According to data from a popular online cosmetic surgery community
Remember the woman who spent $30,000 to look like Kim Kardashian? Well, she’s certainly not the only person who has spent serious time and money t0 look like a celebrity — and Kim in particular. In fact, for women seeking cosmetic surgery, Kim’s butt is the most requested celebrity feature, according to data from RealSelf.com, an online community where users come together to discuss plastic surgery procedures.
To determine which celebrity features are most popular, RealSelf scanned all its content pages to see which names users are mentioning the most when inquiring about procedures. So in other words, this data is more anecdotal than scientific, says Alicia Nakamoto, vice president of community at RealSelf.
To get a derrière like Kim’s, most women opt for the the Brazilian Butt Lift, which is a procedure that takes fat from one part of the body (like the abdomen, thighs or arms) and transfers it to the buttocks. The average cost is $6,725.
After Kim, here are the other most popular celebrity mentions of 2014, along with the corresponding body part or procedure:
- Beyoncé – butt
- Madonna – face and hands (anti-aging)
- Angelina Jolie – cheeks, lips
- Rihanna – skin lightening
- Jennifer Lawrence – nose
- Jennifer Lopez – butt
- Kate Middleton – nose, smile
- Julia Roberts – lips, smile
Every once in a while, a key moment in pop culture will cause a spike in celebrity requests. When Maleficent hit theaters, for example, more women began inquiring about Angelina Jolie’s cheekbones. When Snooki was popular (remember those days?) and got some work done to her teeth, people began asking about getting theirs as white as hers. And when Krista from The Bachelorette underwent a post-natal “mommy makover,” a surge of women began expressing interest in the procedure as well.
But for the most part, the majority of people discussing plastic surgery on RealSelf don’t reference specific famous people at all.
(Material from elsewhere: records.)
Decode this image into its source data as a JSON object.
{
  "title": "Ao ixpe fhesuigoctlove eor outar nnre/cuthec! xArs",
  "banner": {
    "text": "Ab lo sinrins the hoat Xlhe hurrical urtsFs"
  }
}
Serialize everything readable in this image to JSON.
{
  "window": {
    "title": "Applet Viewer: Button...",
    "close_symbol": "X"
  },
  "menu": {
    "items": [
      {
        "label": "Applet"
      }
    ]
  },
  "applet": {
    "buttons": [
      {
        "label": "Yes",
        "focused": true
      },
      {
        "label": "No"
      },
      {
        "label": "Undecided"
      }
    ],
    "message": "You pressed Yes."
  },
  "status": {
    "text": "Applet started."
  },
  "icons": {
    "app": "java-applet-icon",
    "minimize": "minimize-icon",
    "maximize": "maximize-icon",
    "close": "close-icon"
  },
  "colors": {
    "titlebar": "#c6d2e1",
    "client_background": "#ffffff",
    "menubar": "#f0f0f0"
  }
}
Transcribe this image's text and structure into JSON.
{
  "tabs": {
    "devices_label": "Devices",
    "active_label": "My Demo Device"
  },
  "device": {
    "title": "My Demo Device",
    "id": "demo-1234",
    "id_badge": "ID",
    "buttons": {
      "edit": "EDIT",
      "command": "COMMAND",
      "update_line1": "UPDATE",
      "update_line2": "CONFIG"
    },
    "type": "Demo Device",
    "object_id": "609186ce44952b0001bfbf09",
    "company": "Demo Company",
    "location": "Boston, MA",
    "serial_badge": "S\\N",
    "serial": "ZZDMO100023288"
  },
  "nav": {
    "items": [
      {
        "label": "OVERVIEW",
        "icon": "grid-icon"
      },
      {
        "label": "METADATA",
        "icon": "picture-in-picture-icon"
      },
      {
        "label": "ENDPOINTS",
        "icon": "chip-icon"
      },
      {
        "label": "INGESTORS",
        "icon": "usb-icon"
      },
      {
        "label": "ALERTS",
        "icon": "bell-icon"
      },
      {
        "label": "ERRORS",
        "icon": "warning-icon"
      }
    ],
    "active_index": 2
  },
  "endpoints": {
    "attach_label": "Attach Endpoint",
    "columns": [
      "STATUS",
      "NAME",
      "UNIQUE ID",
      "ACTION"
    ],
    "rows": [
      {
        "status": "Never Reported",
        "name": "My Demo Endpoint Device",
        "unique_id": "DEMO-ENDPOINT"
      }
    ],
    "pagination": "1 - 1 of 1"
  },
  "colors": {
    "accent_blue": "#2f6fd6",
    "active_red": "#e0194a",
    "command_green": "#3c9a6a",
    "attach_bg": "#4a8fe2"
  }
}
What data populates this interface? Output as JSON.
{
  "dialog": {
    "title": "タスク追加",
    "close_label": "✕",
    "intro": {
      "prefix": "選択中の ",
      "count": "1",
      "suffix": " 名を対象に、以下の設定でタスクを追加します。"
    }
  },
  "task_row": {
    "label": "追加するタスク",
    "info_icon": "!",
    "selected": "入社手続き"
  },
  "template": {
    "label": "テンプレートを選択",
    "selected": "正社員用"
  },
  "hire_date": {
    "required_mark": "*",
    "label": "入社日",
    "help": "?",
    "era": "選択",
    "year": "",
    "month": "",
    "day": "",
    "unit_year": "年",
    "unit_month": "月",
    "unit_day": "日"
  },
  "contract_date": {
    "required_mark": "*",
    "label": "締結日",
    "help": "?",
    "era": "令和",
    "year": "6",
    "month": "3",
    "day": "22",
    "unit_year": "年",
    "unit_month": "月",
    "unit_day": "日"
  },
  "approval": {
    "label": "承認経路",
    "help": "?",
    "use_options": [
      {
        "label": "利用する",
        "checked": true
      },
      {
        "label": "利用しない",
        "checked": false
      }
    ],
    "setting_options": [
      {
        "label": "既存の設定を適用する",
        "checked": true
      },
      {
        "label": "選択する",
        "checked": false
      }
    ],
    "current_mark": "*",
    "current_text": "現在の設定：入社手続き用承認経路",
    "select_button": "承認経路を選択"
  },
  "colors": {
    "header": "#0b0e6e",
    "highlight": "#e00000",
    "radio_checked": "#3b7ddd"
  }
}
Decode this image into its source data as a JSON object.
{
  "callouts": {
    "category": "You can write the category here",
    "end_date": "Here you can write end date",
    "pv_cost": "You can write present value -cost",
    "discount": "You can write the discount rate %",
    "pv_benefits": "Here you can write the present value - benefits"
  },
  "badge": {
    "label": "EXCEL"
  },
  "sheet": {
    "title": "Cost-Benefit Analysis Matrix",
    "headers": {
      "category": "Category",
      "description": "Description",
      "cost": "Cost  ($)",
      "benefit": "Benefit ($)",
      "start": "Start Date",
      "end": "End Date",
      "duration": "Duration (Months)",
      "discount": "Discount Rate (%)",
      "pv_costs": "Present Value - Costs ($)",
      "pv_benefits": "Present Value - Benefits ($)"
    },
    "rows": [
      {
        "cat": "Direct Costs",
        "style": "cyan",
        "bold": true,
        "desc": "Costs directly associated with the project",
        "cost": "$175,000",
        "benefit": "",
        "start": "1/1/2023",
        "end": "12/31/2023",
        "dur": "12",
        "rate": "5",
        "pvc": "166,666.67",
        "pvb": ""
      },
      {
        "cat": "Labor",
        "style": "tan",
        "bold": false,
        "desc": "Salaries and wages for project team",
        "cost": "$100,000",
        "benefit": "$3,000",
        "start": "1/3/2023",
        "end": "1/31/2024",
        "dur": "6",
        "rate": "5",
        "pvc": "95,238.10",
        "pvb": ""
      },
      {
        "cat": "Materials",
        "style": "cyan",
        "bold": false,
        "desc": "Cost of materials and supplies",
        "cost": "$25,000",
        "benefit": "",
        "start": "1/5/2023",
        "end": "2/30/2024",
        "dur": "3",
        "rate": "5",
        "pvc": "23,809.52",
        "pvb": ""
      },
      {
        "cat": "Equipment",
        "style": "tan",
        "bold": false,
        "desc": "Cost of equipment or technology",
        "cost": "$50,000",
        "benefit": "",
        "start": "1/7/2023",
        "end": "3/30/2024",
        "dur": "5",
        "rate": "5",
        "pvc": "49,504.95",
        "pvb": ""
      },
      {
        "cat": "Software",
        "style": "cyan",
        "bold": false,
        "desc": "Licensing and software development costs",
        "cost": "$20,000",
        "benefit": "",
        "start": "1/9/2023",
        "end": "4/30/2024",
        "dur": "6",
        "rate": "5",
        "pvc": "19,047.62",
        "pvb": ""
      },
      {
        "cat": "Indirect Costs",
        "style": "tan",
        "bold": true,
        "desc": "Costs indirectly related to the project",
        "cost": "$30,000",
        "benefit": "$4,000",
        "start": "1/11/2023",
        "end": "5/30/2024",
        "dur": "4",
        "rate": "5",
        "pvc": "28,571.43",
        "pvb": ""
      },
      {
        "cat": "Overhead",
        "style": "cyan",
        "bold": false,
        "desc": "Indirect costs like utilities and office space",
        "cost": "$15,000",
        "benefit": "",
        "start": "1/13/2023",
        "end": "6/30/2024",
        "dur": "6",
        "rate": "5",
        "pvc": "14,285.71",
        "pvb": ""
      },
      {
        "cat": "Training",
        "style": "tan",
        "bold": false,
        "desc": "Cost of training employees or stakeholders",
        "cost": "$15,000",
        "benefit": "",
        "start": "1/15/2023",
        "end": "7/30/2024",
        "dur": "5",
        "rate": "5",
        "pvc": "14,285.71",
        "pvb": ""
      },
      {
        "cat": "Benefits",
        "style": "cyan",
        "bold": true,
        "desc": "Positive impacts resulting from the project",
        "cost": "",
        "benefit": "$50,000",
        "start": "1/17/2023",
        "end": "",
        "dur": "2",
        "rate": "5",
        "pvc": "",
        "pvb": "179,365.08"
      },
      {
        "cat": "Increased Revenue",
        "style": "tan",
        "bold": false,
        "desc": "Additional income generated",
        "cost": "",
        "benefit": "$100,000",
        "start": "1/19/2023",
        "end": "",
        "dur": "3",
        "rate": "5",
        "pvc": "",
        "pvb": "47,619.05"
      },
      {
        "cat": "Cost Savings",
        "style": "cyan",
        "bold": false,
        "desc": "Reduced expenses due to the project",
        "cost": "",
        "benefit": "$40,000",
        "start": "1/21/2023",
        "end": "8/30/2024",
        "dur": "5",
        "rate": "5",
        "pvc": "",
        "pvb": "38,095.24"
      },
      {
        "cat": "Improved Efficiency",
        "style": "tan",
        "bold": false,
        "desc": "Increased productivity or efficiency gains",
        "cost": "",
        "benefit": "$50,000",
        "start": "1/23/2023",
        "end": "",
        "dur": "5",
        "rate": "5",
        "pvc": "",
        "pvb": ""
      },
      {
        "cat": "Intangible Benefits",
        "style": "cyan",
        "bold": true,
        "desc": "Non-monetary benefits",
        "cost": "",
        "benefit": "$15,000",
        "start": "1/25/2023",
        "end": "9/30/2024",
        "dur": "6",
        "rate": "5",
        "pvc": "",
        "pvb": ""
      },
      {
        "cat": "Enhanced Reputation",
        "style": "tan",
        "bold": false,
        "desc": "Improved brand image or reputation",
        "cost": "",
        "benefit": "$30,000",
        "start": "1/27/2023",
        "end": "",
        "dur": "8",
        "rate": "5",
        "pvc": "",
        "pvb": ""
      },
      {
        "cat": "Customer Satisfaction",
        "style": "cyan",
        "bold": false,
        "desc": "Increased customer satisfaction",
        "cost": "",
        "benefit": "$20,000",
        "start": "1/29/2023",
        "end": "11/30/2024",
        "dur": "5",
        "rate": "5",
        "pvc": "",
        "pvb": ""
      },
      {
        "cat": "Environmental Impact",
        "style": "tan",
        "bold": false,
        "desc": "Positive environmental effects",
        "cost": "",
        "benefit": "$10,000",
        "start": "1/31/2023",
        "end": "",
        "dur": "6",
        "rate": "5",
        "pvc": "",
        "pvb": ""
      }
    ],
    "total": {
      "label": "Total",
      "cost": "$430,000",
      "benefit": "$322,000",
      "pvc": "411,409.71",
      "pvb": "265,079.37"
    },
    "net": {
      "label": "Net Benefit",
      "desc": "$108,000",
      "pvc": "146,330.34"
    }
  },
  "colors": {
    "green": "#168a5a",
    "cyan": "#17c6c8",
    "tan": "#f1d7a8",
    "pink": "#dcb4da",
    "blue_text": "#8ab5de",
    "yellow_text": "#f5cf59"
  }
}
“Ninety-nine percent of the people do not want to look like a celebrity,” Nakamoto says. “They just want to fix something very personal and go on with their lives feeling more confident with themselves.”